At RMAF 2016 Schiit’s took aim at high end pre- and power amplifiers for loudspeaker systems.
This year, Schiit invite us commit audiophile heresy by tweaking our source’s sound. For the analogue domain, the recently announced Loki Mini EQ box (US$149) is a “device that has knobs on it, knobs that control the frequency response.”
For Denver show itself, something even more bizarre. Time to start polishing that tin foil hat.
The Gadget is a signal processor that “dynamically re-tunes the concert pitch of music from an assumed A=440Hz to C=256Hz” but – crucially – without altering the tempo.

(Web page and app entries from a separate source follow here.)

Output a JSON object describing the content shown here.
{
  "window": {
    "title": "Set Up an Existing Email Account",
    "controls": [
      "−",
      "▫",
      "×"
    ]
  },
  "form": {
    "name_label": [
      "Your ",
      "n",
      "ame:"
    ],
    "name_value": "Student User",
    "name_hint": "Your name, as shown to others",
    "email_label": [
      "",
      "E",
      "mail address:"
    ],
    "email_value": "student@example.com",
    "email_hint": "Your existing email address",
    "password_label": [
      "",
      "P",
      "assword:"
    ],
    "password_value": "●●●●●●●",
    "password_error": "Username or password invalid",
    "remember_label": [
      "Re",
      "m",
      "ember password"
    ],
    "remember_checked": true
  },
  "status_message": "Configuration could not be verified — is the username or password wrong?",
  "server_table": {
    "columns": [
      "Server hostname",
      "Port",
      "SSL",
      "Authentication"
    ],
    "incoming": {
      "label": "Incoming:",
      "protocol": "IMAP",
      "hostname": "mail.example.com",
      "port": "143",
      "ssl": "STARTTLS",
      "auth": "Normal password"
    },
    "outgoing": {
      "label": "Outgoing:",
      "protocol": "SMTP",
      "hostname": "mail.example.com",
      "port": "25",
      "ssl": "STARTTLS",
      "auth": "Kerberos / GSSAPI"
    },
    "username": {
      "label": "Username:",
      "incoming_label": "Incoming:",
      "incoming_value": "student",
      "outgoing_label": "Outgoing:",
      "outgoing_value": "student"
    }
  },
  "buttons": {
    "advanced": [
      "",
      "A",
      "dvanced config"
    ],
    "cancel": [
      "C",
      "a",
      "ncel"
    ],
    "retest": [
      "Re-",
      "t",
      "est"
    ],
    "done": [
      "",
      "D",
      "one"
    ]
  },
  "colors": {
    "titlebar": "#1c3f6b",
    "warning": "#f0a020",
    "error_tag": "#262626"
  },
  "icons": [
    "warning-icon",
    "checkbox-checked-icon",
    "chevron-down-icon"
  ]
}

According to product designer, Schiit’s Number 2 Mike Moffat, music’s tuning pitch has slowly crept upwards over time. The Gadget corrects for this drift with digital signal processing (DSP). Changes can be applied in real time with the twist of a knob with users finding their own unique “aah” point – one where, according to Moffat, music will sound more fluid and more immersive.
The magic box’s input and output socketry – 1 x USB in, 1 x coaxial in, 1 x coaxial out – points to the digital heart within: a SHARC processor. The Gadget sits between streamer/PC/Mac and DAC and even with no turning applied, it could serve as an affordable USB-S/PDIF converter or S/PDIF re-clocker.
With some retuning dialled in, a defeat switch enables instant A/B comparisons both at home and, stepping outside of the norm once more, also at audio shows like RMAF.
According to Schiit’s press release, the Gadget will sell for somewhere in the region of US$200. And absence of product photos suggests that this year’s RMAF demo will utilise a prototype with availability remaining TBC.